DEC 22, 2006 - 12:12 AM
Hi Tom, To the best of my knowledge, as far as the RN were concerned all tanks on D Day were landed from LCTs. The weather was too rough to have used LCMs, and they had already been developing LCTs for some years. Some did land tanks from LCMs in Italy where the sea was calmer, the tanks were lowered into the LCMs so working in reverse if the mother ship couldn't get close enought to shore to load directly then vehicles would have been ferried out, hoisted aboard and then the boats raised. I don't believe, although I could be wrong that vehicles were transported in the LCMs when they were hoisted on the mother ship, the weight I imagine would have been too great and made the whole thing unstable. I could be wrong but all photographic evidence would suggest that boats were raised/lowered empty and then lorries or tanks or whatever raied or lowered in to them. Perhaps someone could throw more light on that, but from what I've read and seen that would seem to have been the sequence. By D Day smaller vehicles like jeeps and Bren carriers may have been landed but the conditions were rough during the landings so hoisting out large vehicles and trying to load them into LCMs would have been a non runner. Even loading a jeep or Bren would have required a lot of skill and a lot of luck, given the weather. All the tanks were fitted with deep wading gear so that they could debus from the LCTs. In Italy/Sicilly with calmer seas and before deep wading gear had been organised properly then if the ships couldn't get close enough vehicles were ferried ashore from LCMs. I believe the same was true in the Pacific. Hope that helps, but if anyone has further information please don't hesitate to share it. Exactly what weight the boat hoists could lift I don't know, but an LCM is not light so lifting a tank or truck wouldn't have been a probelm at least from the weight point of view. Cheers Al

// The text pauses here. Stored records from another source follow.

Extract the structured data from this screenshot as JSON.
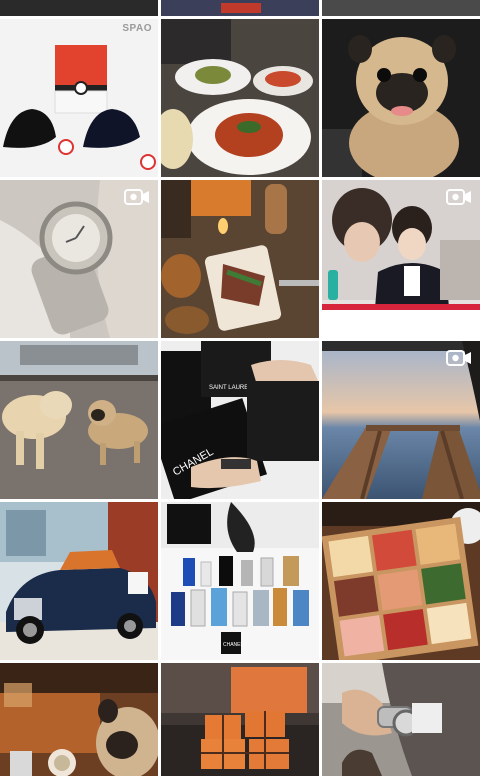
{
  "feed": {
    "brand_mark": "SPAO",
    "tiles": [
      {
        "subject": "pokeball-caps-box",
        "video": false
      },
      {
        "subject": "dinner-pasta-table",
        "video": false
      },
      {
        "subject": "pug-in-car",
        "video": false
      },
      {
        "subject": "wristwatch-closeup",
        "video": true
      },
      {
        "subject": "restaurant-plate-wine",
        "video": false
      },
      {
        "subject": "performer-tv-screen",
        "video": true
      },
      {
        "subject": "golden-retriever-and-pug",
        "video": false
      },
      {
        "subject": "shopping-bags-chanel-ysl",
        "video": false
      },
      {
        "subject": "sunset-sea-stairs",
        "video": true
      },
      {
        "subject": "rolls-royce-showroom",
        "video": false
      },
      {
        "subject": "fragrance-bottles-collection",
        "video": false
      },
      {
        "subject": "bento-box-sushi",
        "video": false
      },
      {
        "subject": "pug-at-table",
        "video": false
      },
      {
        "subject": "hermes-orange-boxes",
        "video": false
      },
      {
        "subject": "watch-bracelet-sleeve",
        "video": false
      }
    ]
  },
  "colors": {
    "divider": "#ffffff",
    "badge": "#ffffff"
  }
}
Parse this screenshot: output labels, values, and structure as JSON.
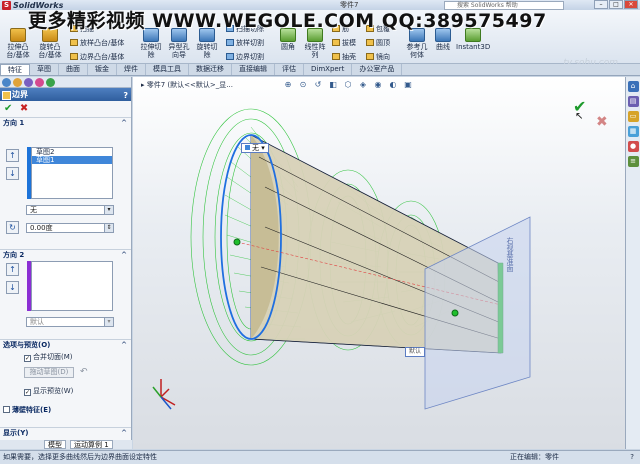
{
  "app": {
    "name": "SolidWorks",
    "document_title": "零件7",
    "search_placeholder": "搜索 SolidWorks 帮助"
  },
  "watermark": {
    "cn": "更多精彩视频",
    "url": "WWW.WEGOLE.COM",
    "qq": "QQ:389575497"
  },
  "corner_mark": "tv.sohu.com",
  "ribbon": {
    "buttons": [
      "拉伸凸台/基体",
      "旋转凸台/基体",
      "拉伸切除",
      "异型孔向导",
      "旋转切除",
      "圆角",
      "线性阵列",
      "拔模",
      "参考几何体",
      "曲线",
      "Instant3D"
    ],
    "small": [
      "扫描",
      "放样凸台/基体",
      "边界凸台/基体",
      "扫描切除",
      "放样切割",
      "边界切割",
      "筋",
      "抽壳",
      "包覆",
      "圆顶",
      "镜向"
    ]
  },
  "tabs": [
    "特征",
    "草图",
    "曲面",
    "钣金",
    "焊件",
    "模具工具",
    "数据迁移",
    "直接编辑",
    "评估",
    "DimXpert",
    "办公室产品"
  ],
  "property_manager": {
    "title": "边界",
    "direction1": {
      "label": "方向 1",
      "items": [
        "草图2",
        "草图1"
      ],
      "tangency": "无",
      "value": "0.00度"
    },
    "direction2": {
      "label": "方向 2",
      "option": "默认"
    },
    "options": {
      "label": "选项与预览(O)",
      "merge": "合并切面(M)",
      "drag_sketch": "拖动草图(D)",
      "show_preview": "显示预览(W)"
    },
    "thin_feature": "薄壁特征(E)",
    "display": "显示(Y)"
  },
  "bottom_tabs": [
    "模型",
    "运动算例 1"
  ],
  "viewport": {
    "tree_path": "零件7 (默认<<默认>_显...",
    "callout_top": "无",
    "callout_bottom": "默认",
    "vertical_label": "右视基准面"
  },
  "status": {
    "hint": "如果需要，选择更多曲线然后为边界曲面设定特性",
    "mode": "正在编辑：零件",
    "help": "?"
  }
}
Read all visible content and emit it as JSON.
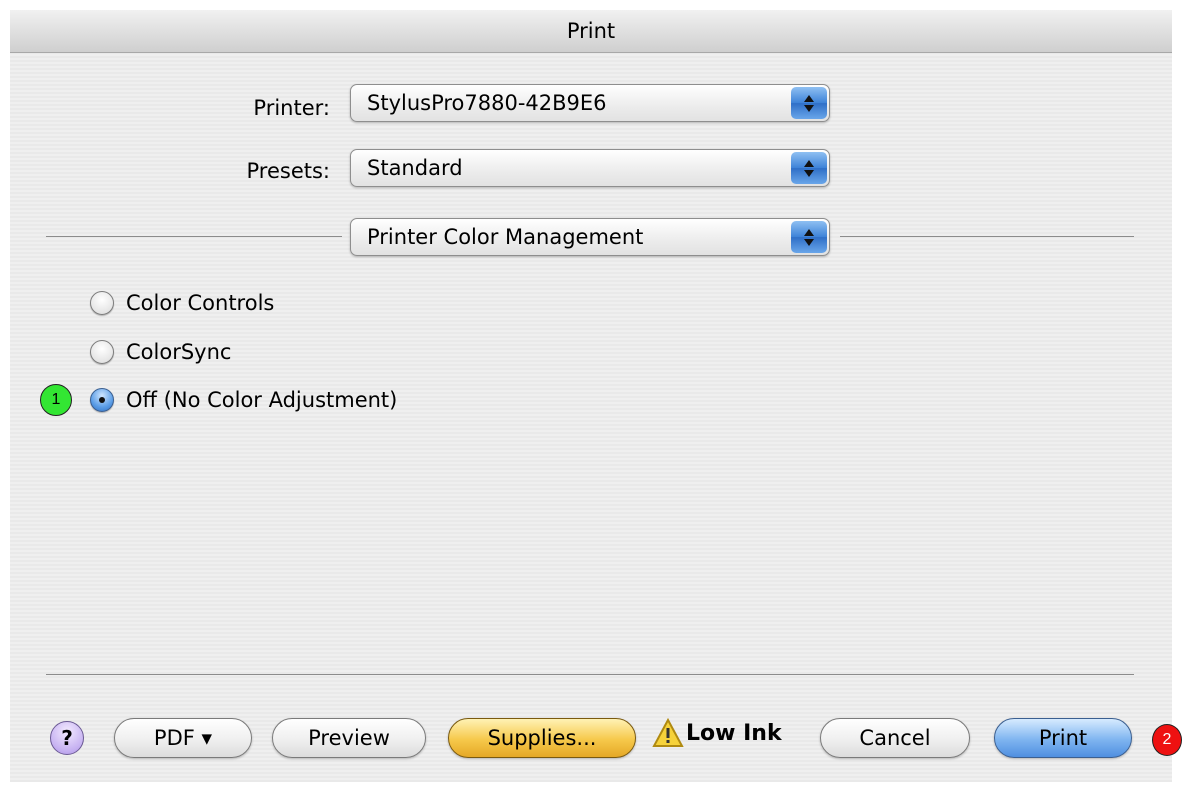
{
  "window": {
    "title": "Print"
  },
  "printer": {
    "label": "Printer:",
    "value": "StylusPro7880-42B9E6"
  },
  "presets": {
    "label": "Presets:",
    "value": "Standard"
  },
  "panel": {
    "value": "Printer Color Management"
  },
  "color_options": [
    {
      "label": "Color Controls",
      "selected": false
    },
    {
      "label": "ColorSync",
      "selected": false
    },
    {
      "label": "Off (No Color Adjustment)",
      "selected": true
    }
  ],
  "callouts": [
    {
      "number": "1",
      "color": "#33e633"
    },
    {
      "number": "2",
      "color": "#ee1111"
    }
  ],
  "buttons": {
    "help": "?",
    "pdf": "PDF ▾",
    "preview": "Preview",
    "supplies": "Supplies...",
    "low_ink": "Low Ink",
    "cancel": "Cancel",
    "print": "Print"
  },
  "icons": {
    "help": "question-icon",
    "warning": "warning-triangle-icon",
    "stepper": "up-down-arrows-icon"
  }
}
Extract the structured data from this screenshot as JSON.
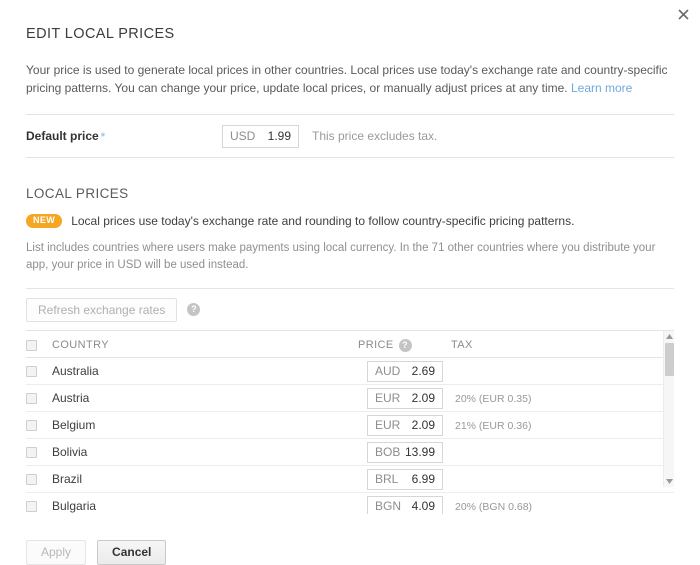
{
  "dialog": {
    "title": "EDIT LOCAL PRICES",
    "close_icon": "close-icon",
    "intro": "Your price is used to generate local prices in other countries. Local prices use today's exchange rate and country-specific pricing patterns. You can change your price, update local prices, or manually adjust prices at any time.",
    "intro_link": "Learn more"
  },
  "default_price": {
    "label": "Default price",
    "required_marker": "*",
    "currency": "USD",
    "value": "1.99",
    "hint": "This price excludes tax."
  },
  "local_prices": {
    "section_title": "LOCAL PRICES",
    "badge": "NEW",
    "badge_text": "Local prices use today's exchange rate and rounding to follow country-specific pricing patterns.",
    "note": "List includes countries where users make payments using local currency. In the 71 other countries where you distribute your app, your price in USD will be used instead.",
    "refresh_button": "Refresh exchange rates",
    "refresh_help_icon": "help-icon"
  },
  "table": {
    "headers": {
      "country": "COUNTRY",
      "price": "PRICE",
      "price_help_icon": "help-icon",
      "tax": "TAX"
    },
    "rows": [
      {
        "country": "Australia",
        "currency": "AUD",
        "price": "2.69",
        "tax": ""
      },
      {
        "country": "Austria",
        "currency": "EUR",
        "price": "2.09",
        "tax": "20% (EUR 0.35)"
      },
      {
        "country": "Belgium",
        "currency": "EUR",
        "price": "2.09",
        "tax": "21% (EUR 0.36)"
      },
      {
        "country": "Bolivia",
        "currency": "BOB",
        "price": "13.99",
        "tax": ""
      },
      {
        "country": "Brazil",
        "currency": "BRL",
        "price": "6.99",
        "tax": ""
      },
      {
        "country": "Bulgaria",
        "currency": "BGN",
        "price": "4.09",
        "tax": "20% (BGN 0.68)"
      }
    ]
  },
  "footer": {
    "apply": "Apply",
    "cancel": "Cancel"
  },
  "colors": {
    "badge_orange": "#f5a623",
    "link_blue": "#6fa8dc",
    "text_gray": "#8f8f8f"
  }
}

DEC 22, 2006 - 01:05 AM
Hi Alan It's me who should Thank You for your submission and patience for taking so long to publish it! For this I apologise - the intro, it's just my duty Cheers, Skipper
DEC 22, 2006 - 01:23 AM
Morning Skipper, No need to apologise. It's good to have you back at the helm. I hadn't realised that you had returned until I posted. Hope the zip files were easier to handle than the first lorry load of pics I sent last year lol, lol. Merry Christmas. Cheers Al
DEC 22, 2006 - 01:14 PM
Happy Christmas folks. What's up Tom? DId you get my response to your question? Hope that helps. Cheers Al
DEC 24, 2006 - 04:23 PM
Al, Tell the nit pickers to get a life,sit back and just enjoy your great pice of ART. I'm not one of the expert modelers (scale) who want to be abel to count every bolt or rivet, just a 68 yr old who does it for the pure pleasure of the hobby. Only question, what scale are you working in? Thanks for great work, cant wait for finished piece.
JAN 05, 2007 - 01:00 AM
Hi Tim, Glad you enjoyed the boats. They are 1/35 scale Tim, so the dio s a bit of a monster lol, lol. Cheers Al
JAN 05, 2007 - 01:44 AM
Who's nitpickin'? I'll chomp 'em. Kenny
JAN 05, 2007 - 05:02 AM
Hi Kenny, Thanks mate - looking forward to seeing more of your LCP (R) CC. Cheers AL
JAN 05, 2007 - 11:04 PM